[How to complete this task]
In the records that follow, locate every line with "Ramalan" and extract it.

[Collected data]

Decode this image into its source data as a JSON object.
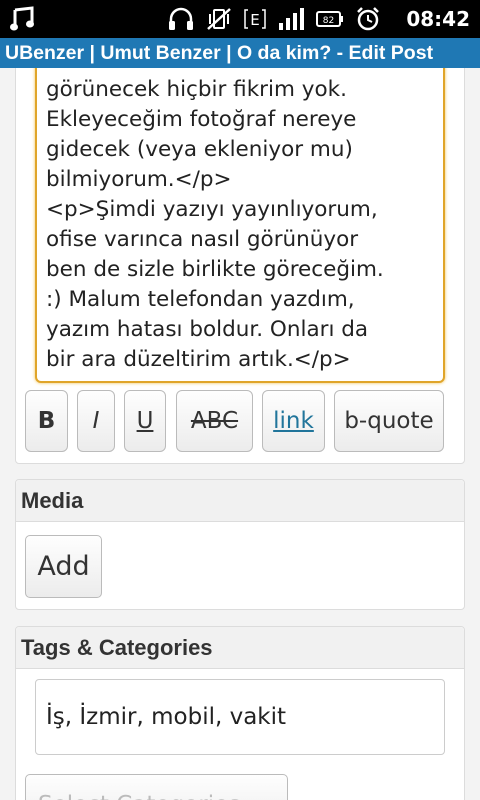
{
  "status_bar": {
    "time": "08:42",
    "icons": [
      "music-note-icon",
      "headset-icon",
      "vibrate-off-icon",
      "edge-network-icon",
      "signal-bars-icon",
      "battery-icon",
      "alarm-clock-icon"
    ],
    "battery_level": "82",
    "network_label": "E"
  },
  "title_bar": {
    "title": "UBenzer | Umut Benzer | O da kim? - Edit Post",
    "color": "#1f78b4"
  },
  "post_editor": {
    "content_lines": [
      "görünecek hiçbir fikrim yok.",
      "Ekleyeceğim fotoğraf nereye",
      "gidecek (veya ekleniyor mu)",
      "bilmiyorum.</p>",
      "<p>Şimdi yazıyı yayınlıyorum,",
      "ofise varınca nasıl görünüyor",
      "ben de sizle birlikte göreceğim.",
      ":) Malum telefondan yazdım,",
      "yazım hatası boldur. Onları da",
      "bir ara düzeltirim artık.</p>"
    ],
    "toolbar": {
      "bold": "B",
      "italic": "I",
      "underline": "U",
      "strike": "ABC",
      "link": "link",
      "bquote": "b-quote"
    },
    "focus_color": "#e0a52a"
  },
  "media": {
    "header": "Media",
    "add_label": "Add"
  },
  "tags": {
    "header": "Tags & Categories",
    "value": "İş, İzmir, mobil, vakit",
    "select_categories_label": "Select Categories"
  }
}
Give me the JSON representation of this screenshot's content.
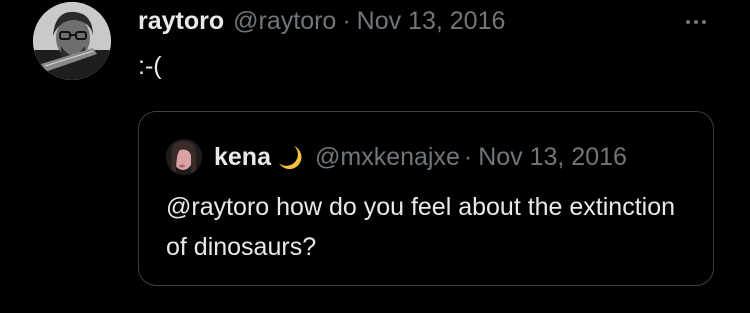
{
  "tweet": {
    "author_name": "raytoro",
    "author_handle": "@raytoro",
    "separator": "·",
    "date": "Nov 13, 2016",
    "text": ":-(",
    "more_icon": "more-horizontal-icon"
  },
  "quoted_tweet": {
    "author_name": "kena",
    "name_emoji": "crescent-moon-icon",
    "author_handle": "@mxkenajxe",
    "separator": "·",
    "date": "Nov 13, 2016",
    "text": "@raytoro how do you feel about the extinction of dinosaurs?"
  },
  "colors": {
    "background": "#000000",
    "primary_text": "#e7e9ea",
    "secondary_text": "#71767b",
    "border": "#3b3f43",
    "moon": "#f5c242"
  }
}
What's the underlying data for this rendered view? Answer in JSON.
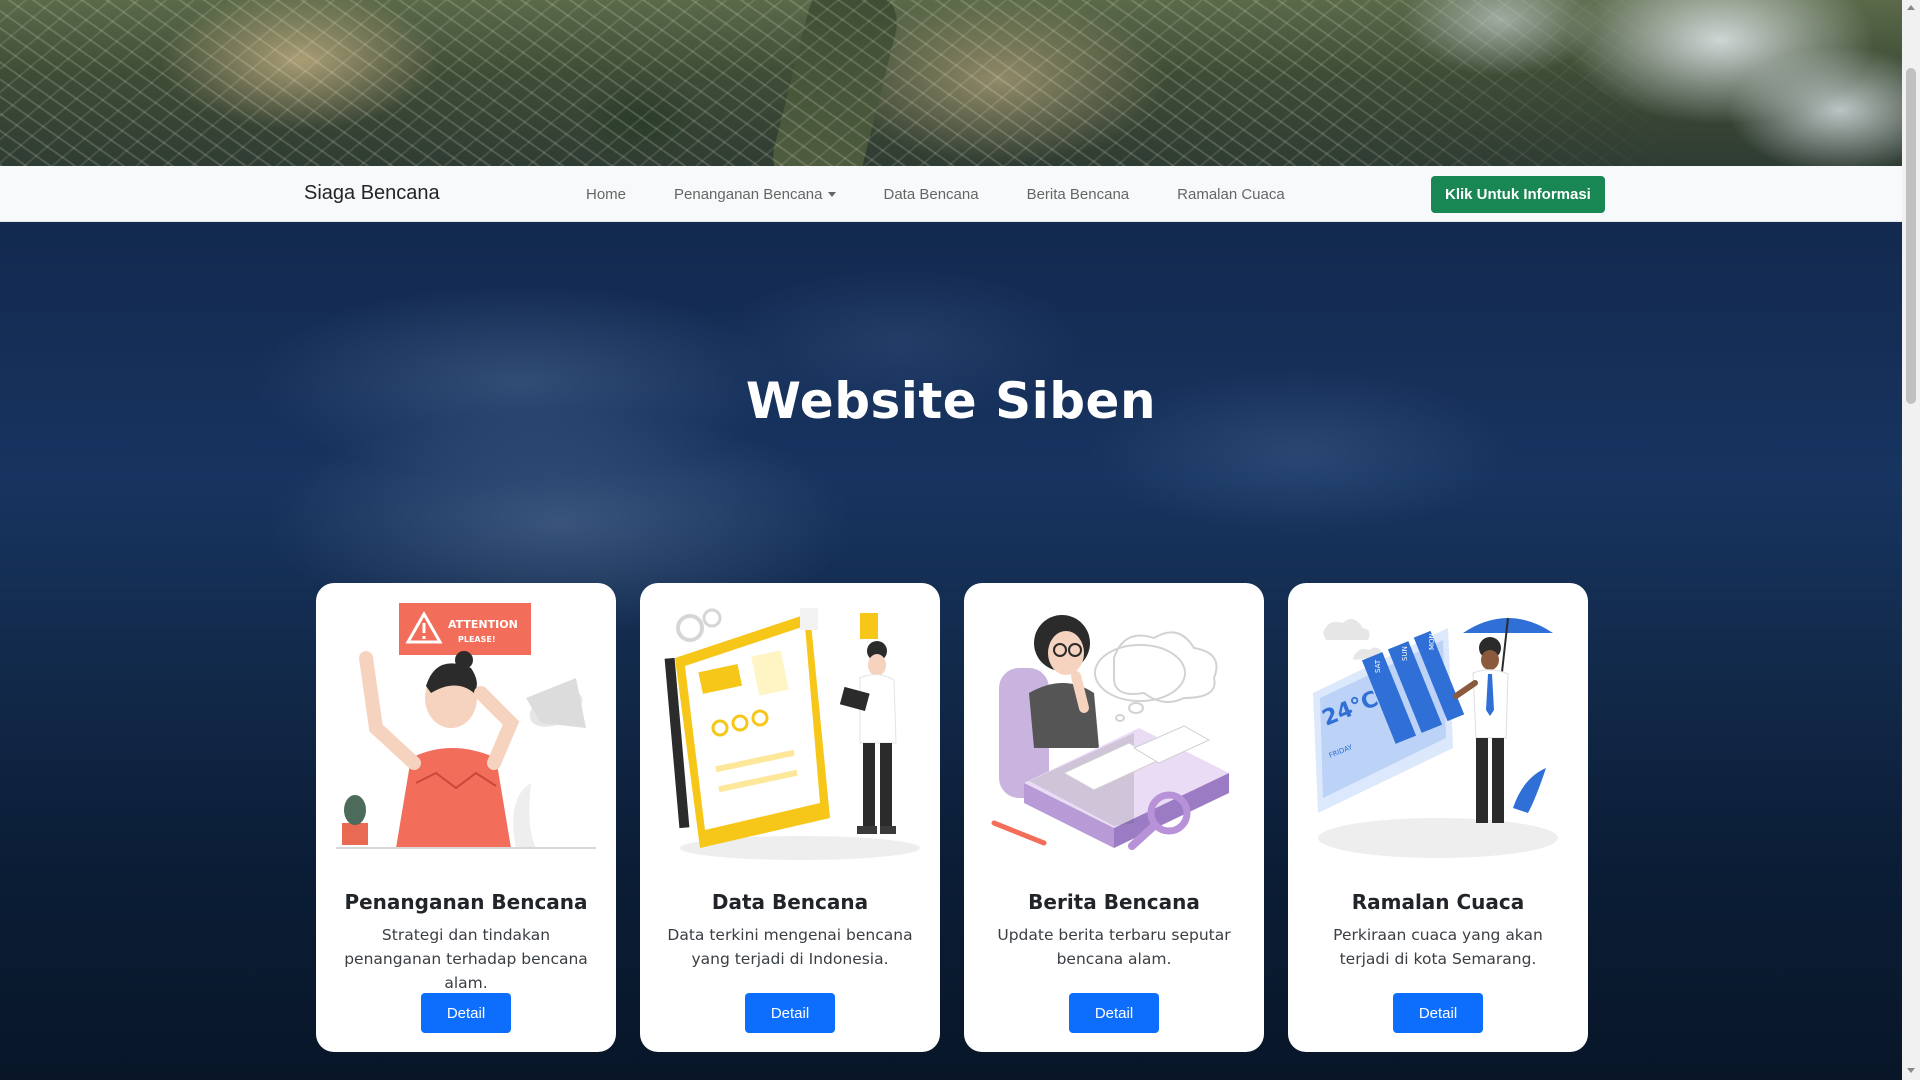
{
  "brand": "Siaga Bencana",
  "nav": {
    "items": [
      {
        "label": "Home"
      },
      {
        "label": "Penanganan Bencana",
        "dropdown": true
      },
      {
        "label": "Data Bencana"
      },
      {
        "label": "Berita Bencana"
      },
      {
        "label": "Ramalan Cuaca"
      }
    ],
    "cta_label": "Klik Untuk Informasi"
  },
  "hero": {
    "title": "Website Siben"
  },
  "cards": [
    {
      "title": "Penanganan Bencana",
      "text": "Strategi dan tindakan penanganan terhadap bencana alam.",
      "button": "Detail",
      "illustration": "attention-woman-illustration",
      "illustration_text": [
        "ATTENTION",
        "PLEASE!"
      ]
    },
    {
      "title": "Data Bencana",
      "text": "Data terkini mengenai bencana yang terjadi di Indonesia.",
      "button": "Detail",
      "illustration": "data-dashboard-illustration"
    },
    {
      "title": "Berita Bencana",
      "text": "Update berita terbaru seputar bencana alam.",
      "button": "Detail",
      "illustration": "news-reading-illustration"
    },
    {
      "title": "Ramalan Cuaca",
      "text": "Perkiraan cuaca yang akan terjadi di kota Semarang.",
      "button": "Detail",
      "illustration": "weather-forecast-illustration",
      "illustration_text": [
        "24°C",
        "SAT",
        "SUN",
        "MON",
        "FRIDAY"
      ]
    }
  ],
  "colors": {
    "navbar_bg": "#f8f9fa",
    "cta_green": "#198754",
    "detail_blue": "#0d6efd",
    "hero_navy": "#13294f",
    "accent_coral": "#f26e5b",
    "accent_yellow": "#f6c619",
    "accent_lavender": "#c9b4e0",
    "accent_blue": "#2f6fd6"
  }
}
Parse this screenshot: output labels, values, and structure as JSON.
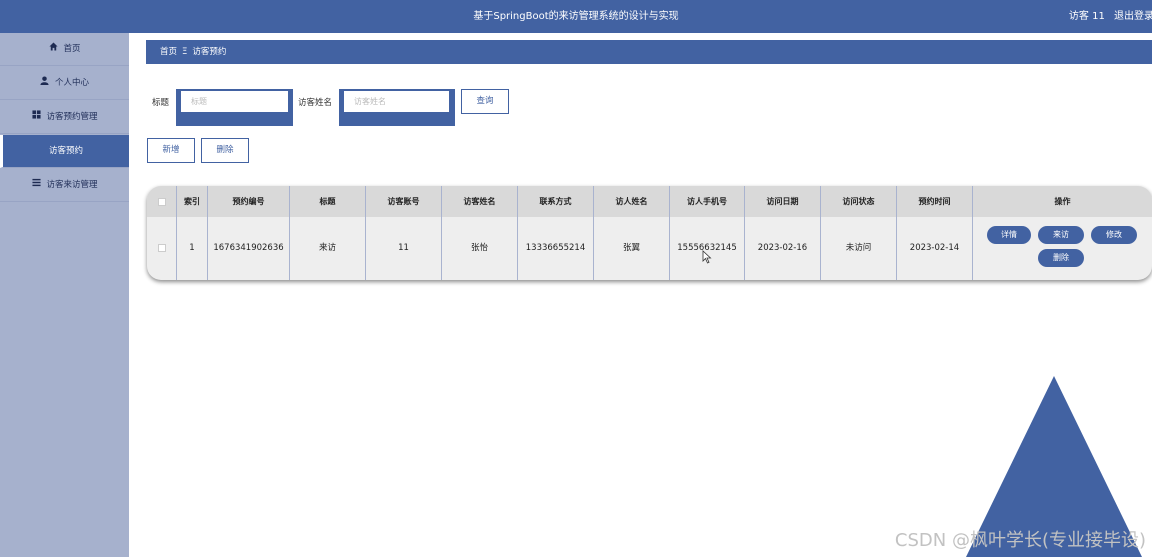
{
  "header": {
    "title": "基于SpringBoot的来访管理系统的设计与实现",
    "user_label": "访客 11",
    "logout_label": "退出登录"
  },
  "sidebar": {
    "items": [
      {
        "label": "首页",
        "icon": "home-icon"
      },
      {
        "label": "个人中心",
        "icon": "user-icon"
      },
      {
        "label": "访客预约管理",
        "icon": "grid-icon"
      },
      {
        "label": "访客预约",
        "icon": ""
      },
      {
        "label": "访客来访管理",
        "icon": "list-icon"
      }
    ]
  },
  "breadcrumb": {
    "home": "首页",
    "separator": "Ξ",
    "current": "访客预约"
  },
  "search": {
    "title_label": "标题",
    "title_placeholder": "标题",
    "name_label": "访客姓名",
    "name_placeholder": "访客姓名",
    "query_button": "查询"
  },
  "actions": {
    "add_button": "新增",
    "delete_button": "删除"
  },
  "table": {
    "headers": [
      "索引",
      "预约编号",
      "标题",
      "访客账号",
      "访客姓名",
      "联系方式",
      "访人姓名",
      "访人手机号",
      "访问日期",
      "访问状态",
      "预约时间",
      "操作"
    ],
    "rows": [
      {
        "cells": [
          "1",
          "1676341902636",
          "来访",
          "11",
          "张怡",
          "13336655214",
          "张翼",
          "15556632145",
          "2023-02-16",
          "未访问",
          "2023-02-14"
        ],
        "ops": [
          "详情",
          "来访",
          "修改",
          "删除"
        ]
      }
    ]
  },
  "decor": {
    "triangle_color": "#4262a2"
  },
  "watermark": "CSDN @枫叶学长(专业接毕设)"
}
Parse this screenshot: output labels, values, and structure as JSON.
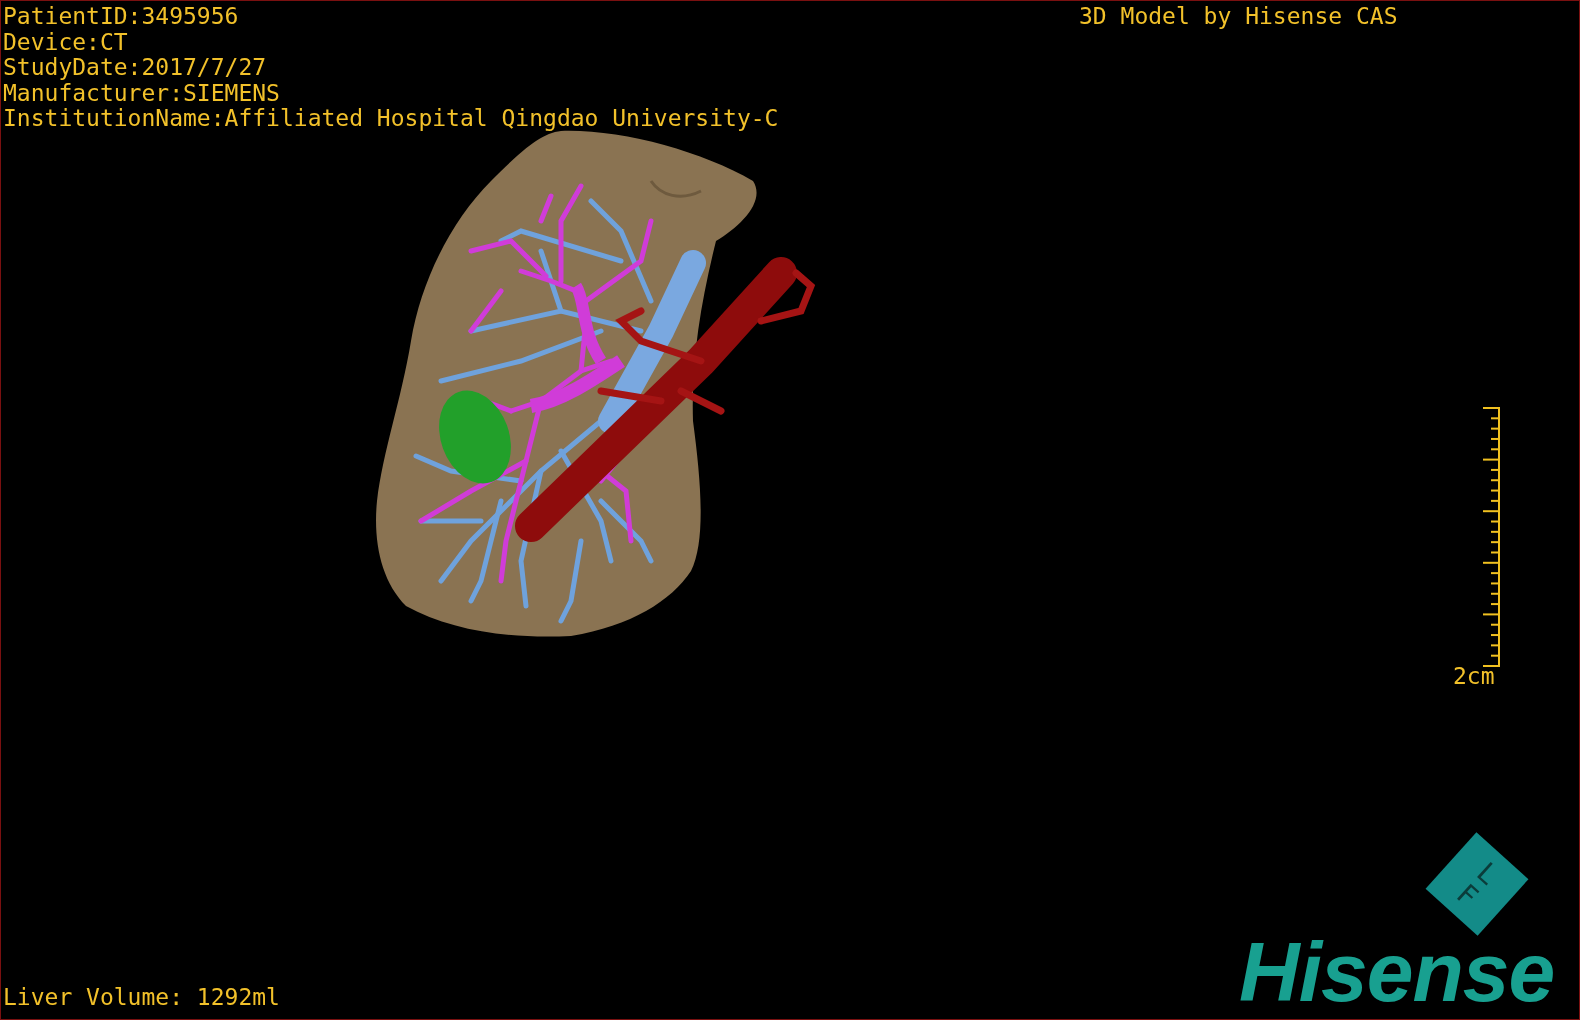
{
  "info_lines": [
    "PatientID:3495956",
    "Device:CT",
    "StudyDate:2017/7/27",
    "Manufacturer:SIEMENS",
    "InstitutionName:Affiliated Hospital Qingdao University-C"
  ],
  "title": "3D Model by Hisense CAS",
  "scale_bar": {
    "label": "2cm"
  },
  "orientation_cube": {
    "labels": [
      "F",
      "L"
    ]
  },
  "logo": "Hisense",
  "liver_volume": "Liver Volume: 1292ml"
}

[Output of the task]
        "label": "Ramalan Cuaca"
      "title": "Ramalan Cuaca",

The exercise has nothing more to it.